Reception: Thursday, Dec. 10, 5:30-8 p.m., RVSP to email@example.com
This exhibition featuring the work of nine Colorado artists celebrates and interprets the Gardens’ unique architectural features. Working in a variety of media, artists in the group show include: Jamie Bolane (Boulder), Eric Dallimore (Denver), Sharon Feder (Denver), Amy Giertz (Lakewood), Dan Hartline (Erie), John Lencicki (Denver), Christopher Phelps (Centennial), Cheryl Price (Conifer), and Katharine Smith-Warrant (Denver). The exhibit provides an appropriate punctuation to the 50th anniversary of the Gardens’ York Street location, in addition to celebrating iconic structures amid new developments. Historic components explore the design of Victor Hornbein’s and Edward White, as well as the contributions of Garrett Eckbo and Saco DeBoer.
A cell phone audio tour highlighting architectural details both inside and outside is available.
Denver has been selected as the first metropolitan cityscape to be highlighted before we journey to New York, Buenos Aires and beyond. The Sounds and Visions of Denver will feature artist Sharon Feder with music provided by Janet Feder.
The Art Salon will take place the third Wednesday of each month and will feature themed food and drink specials, complimentary regional appetizers from the kitchen of Kevin Taylor.
Extinction: Artists Respond
May 23-July 26
Juried by Simon Zalkind, Curator, Singer Gallery, Mizel Arts & Culture Center and Ivar Zeile, Director/Owner of Plus Gallery, this exhibition presents contemporary artist responses to the concepts and issues raised by the potential extinction of species.
For more information or directions click here.
Foothills Art Center is proud to present Colorado Art Open 2009. This statewide juried exhibition garnered 1487 entries from 529 artists living and working in Colorado. Selections were made by Foothills curator Michael Chavez and the Denver Art Museum's Christoph Heinrich. Chavez and Heinrich chose 104 works by 97 artists that represent a wide range of approaches from traditional to experimental, and everything in between. It is an exciting look into the deep pool of talented artists working right here among us - there is most definitely something for everybody
For more information or directions click here.
Aurora Art in Public Places
April 20 - June 30
Aurora Municipal Center, 2nd floor
15151 E. Alameda Parkway

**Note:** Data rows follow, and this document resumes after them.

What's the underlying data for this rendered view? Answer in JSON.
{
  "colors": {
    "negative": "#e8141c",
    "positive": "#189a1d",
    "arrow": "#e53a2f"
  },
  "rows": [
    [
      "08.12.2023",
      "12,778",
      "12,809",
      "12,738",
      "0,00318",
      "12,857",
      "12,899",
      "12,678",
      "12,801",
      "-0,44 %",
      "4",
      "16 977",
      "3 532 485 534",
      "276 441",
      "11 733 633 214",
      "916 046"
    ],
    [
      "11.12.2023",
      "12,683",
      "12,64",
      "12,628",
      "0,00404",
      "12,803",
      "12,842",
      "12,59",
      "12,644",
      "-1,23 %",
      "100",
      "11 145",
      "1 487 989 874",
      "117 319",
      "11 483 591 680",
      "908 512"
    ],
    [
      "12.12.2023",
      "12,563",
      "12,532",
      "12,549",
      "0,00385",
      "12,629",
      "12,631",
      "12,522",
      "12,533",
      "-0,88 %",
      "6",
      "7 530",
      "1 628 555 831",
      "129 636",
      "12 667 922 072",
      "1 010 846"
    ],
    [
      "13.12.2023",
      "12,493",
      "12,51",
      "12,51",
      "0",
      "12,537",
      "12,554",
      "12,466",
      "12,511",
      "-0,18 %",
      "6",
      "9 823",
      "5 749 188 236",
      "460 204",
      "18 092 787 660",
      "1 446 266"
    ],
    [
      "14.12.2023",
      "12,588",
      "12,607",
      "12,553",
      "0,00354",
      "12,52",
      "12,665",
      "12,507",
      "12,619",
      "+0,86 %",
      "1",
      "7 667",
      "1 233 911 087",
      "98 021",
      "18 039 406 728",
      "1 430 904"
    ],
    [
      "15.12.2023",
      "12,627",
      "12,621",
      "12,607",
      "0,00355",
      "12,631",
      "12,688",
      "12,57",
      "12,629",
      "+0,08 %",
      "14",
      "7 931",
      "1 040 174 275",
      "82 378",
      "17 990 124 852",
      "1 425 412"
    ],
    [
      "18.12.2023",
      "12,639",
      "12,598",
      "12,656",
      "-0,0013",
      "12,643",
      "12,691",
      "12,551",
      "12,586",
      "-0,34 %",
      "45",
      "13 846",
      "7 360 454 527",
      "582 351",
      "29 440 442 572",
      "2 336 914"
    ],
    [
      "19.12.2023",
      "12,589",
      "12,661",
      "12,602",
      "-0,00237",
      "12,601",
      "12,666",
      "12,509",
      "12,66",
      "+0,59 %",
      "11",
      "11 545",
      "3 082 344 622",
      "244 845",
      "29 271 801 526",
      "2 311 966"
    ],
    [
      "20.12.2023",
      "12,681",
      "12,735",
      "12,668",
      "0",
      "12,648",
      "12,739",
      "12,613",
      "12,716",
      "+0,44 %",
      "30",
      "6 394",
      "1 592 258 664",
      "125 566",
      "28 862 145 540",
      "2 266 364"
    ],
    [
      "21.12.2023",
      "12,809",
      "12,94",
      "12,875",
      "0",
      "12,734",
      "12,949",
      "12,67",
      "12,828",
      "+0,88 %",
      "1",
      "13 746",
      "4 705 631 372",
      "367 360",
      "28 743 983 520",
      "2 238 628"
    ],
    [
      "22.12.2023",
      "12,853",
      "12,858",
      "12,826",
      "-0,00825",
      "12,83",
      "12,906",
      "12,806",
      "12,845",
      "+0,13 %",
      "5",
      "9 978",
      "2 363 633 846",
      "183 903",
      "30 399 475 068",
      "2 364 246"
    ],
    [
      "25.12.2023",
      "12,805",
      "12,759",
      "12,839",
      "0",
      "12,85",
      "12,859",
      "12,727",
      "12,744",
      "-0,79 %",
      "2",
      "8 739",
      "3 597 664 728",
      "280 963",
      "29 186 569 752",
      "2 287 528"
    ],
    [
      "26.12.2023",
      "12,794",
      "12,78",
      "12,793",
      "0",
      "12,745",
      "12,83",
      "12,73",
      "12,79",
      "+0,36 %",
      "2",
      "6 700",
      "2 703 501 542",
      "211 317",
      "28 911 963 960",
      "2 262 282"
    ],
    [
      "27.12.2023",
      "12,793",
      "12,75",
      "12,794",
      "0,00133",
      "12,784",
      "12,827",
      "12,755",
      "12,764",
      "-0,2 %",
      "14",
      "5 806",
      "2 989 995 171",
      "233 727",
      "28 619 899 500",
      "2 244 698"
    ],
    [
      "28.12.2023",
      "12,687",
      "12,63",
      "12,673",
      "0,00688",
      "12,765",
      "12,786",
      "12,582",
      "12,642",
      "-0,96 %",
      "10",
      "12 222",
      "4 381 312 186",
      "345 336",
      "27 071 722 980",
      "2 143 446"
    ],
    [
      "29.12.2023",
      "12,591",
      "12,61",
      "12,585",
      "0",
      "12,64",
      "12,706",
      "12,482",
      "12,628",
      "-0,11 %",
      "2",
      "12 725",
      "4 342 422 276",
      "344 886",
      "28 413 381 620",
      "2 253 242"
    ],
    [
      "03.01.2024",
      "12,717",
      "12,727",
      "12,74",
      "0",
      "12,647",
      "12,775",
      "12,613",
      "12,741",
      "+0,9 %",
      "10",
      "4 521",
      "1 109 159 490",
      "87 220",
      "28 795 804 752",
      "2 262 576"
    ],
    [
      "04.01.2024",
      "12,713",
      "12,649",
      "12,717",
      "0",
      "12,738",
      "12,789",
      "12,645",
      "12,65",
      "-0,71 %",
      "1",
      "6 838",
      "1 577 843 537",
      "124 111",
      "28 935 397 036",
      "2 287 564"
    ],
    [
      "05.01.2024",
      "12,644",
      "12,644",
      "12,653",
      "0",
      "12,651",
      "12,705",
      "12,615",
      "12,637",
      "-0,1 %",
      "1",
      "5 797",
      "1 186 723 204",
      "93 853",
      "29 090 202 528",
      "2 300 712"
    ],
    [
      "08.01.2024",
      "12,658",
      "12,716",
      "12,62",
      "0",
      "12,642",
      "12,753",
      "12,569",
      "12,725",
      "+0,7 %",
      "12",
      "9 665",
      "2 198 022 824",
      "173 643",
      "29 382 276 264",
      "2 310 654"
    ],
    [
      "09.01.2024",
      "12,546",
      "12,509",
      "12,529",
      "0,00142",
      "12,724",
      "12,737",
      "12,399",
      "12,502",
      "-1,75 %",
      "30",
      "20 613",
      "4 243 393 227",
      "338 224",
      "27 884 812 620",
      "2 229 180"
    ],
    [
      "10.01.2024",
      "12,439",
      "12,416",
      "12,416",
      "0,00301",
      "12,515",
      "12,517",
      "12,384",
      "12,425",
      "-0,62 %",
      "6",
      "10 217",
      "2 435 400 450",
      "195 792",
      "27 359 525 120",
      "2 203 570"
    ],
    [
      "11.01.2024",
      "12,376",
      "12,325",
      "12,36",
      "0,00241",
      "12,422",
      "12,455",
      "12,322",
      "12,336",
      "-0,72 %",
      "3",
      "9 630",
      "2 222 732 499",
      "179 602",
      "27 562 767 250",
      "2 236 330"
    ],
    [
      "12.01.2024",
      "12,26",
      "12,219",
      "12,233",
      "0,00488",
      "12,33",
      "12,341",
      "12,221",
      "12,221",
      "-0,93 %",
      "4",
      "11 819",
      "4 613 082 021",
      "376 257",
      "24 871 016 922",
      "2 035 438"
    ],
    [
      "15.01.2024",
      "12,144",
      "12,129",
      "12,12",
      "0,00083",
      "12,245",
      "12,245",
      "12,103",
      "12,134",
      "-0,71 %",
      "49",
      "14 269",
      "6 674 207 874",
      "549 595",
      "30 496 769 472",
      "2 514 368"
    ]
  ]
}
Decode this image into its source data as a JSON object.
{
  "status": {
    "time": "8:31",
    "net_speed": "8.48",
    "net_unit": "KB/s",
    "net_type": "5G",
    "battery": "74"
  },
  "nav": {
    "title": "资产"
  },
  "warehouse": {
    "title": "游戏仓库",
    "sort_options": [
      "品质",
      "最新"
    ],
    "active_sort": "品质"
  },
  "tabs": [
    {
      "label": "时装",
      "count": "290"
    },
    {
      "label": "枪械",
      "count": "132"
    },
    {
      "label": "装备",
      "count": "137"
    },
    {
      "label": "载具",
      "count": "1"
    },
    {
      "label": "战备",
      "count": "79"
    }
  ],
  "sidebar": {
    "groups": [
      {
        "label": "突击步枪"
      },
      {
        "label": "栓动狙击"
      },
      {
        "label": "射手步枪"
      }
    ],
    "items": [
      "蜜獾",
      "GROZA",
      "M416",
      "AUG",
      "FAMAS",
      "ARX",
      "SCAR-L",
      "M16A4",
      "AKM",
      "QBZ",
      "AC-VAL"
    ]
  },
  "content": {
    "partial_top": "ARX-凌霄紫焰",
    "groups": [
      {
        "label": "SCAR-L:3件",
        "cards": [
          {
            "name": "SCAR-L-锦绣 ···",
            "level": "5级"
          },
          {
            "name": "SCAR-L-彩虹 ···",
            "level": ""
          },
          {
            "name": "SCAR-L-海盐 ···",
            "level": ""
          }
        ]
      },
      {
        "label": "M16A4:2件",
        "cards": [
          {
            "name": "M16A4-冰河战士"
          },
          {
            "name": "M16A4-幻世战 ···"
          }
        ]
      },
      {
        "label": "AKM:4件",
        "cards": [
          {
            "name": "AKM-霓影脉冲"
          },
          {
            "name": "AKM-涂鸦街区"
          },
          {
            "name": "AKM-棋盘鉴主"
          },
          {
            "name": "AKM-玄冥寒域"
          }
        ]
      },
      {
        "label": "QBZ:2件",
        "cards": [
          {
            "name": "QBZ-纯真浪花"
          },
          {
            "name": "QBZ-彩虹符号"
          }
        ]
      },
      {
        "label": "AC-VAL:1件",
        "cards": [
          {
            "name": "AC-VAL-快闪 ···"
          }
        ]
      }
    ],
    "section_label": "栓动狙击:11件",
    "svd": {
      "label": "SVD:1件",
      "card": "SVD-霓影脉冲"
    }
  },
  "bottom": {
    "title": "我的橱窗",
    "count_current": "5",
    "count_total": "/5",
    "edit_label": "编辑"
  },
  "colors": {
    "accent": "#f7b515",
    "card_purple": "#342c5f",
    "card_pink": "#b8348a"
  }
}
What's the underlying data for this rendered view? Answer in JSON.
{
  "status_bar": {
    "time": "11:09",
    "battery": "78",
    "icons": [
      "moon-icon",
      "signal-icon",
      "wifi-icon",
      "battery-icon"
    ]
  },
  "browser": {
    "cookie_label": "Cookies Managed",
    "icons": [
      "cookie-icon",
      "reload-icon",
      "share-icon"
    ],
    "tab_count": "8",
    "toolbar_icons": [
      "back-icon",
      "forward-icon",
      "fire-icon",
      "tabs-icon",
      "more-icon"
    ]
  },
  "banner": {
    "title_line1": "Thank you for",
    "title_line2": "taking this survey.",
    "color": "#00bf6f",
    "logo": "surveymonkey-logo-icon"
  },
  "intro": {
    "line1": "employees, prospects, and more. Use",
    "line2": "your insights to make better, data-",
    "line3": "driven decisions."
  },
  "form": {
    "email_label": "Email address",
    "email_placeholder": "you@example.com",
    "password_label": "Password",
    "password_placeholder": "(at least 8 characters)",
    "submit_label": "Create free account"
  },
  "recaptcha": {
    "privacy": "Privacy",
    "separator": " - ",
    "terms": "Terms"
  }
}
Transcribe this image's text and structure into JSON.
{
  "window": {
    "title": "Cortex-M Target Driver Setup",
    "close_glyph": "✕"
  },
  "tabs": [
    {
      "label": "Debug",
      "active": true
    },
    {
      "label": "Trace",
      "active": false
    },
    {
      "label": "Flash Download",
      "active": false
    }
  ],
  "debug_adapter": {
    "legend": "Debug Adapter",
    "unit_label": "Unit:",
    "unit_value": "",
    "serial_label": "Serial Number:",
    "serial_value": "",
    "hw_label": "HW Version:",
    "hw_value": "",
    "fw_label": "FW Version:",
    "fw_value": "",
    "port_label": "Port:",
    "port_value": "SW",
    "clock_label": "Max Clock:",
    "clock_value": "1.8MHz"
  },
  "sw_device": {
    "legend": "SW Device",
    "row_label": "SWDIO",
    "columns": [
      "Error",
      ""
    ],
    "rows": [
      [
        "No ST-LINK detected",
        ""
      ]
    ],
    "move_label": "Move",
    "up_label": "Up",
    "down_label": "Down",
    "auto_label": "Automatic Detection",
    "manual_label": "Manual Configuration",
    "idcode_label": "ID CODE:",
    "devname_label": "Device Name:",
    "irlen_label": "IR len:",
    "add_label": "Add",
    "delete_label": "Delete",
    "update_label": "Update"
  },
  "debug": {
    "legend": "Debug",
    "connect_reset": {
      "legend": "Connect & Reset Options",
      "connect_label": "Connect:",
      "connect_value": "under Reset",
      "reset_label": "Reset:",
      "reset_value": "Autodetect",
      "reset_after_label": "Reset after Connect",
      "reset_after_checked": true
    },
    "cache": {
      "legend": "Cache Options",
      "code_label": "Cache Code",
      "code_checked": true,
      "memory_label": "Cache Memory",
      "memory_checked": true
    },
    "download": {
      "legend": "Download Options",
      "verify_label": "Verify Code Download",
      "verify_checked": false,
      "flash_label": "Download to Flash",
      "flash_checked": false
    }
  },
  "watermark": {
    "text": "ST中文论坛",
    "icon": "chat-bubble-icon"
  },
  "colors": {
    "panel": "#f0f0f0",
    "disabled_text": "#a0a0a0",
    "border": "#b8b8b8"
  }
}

The City of Aurora’s Art in Public Places program has selected eight fine art exhibits for the 2009 municipal gallery schedule. Seven local artists and one group exhibit will grace the walls of city buildings through Dec. 15, including Jeff Ball, John Curtis, Sharon Feder, Chris Lombardi, Theresa Lugo, Jeff Richards, Cynthia Thomas and Downtown Aurora Visual Arts. All were selected to provide a compilation of artwork for exhibition in one of four municipal galleries at various times.
Aurora’s fine art exhibit galleries are free and open to the public, contributing to Aurora’s cultural vibrancy while supporting local and regional artistic activity.
For more information or directions click here.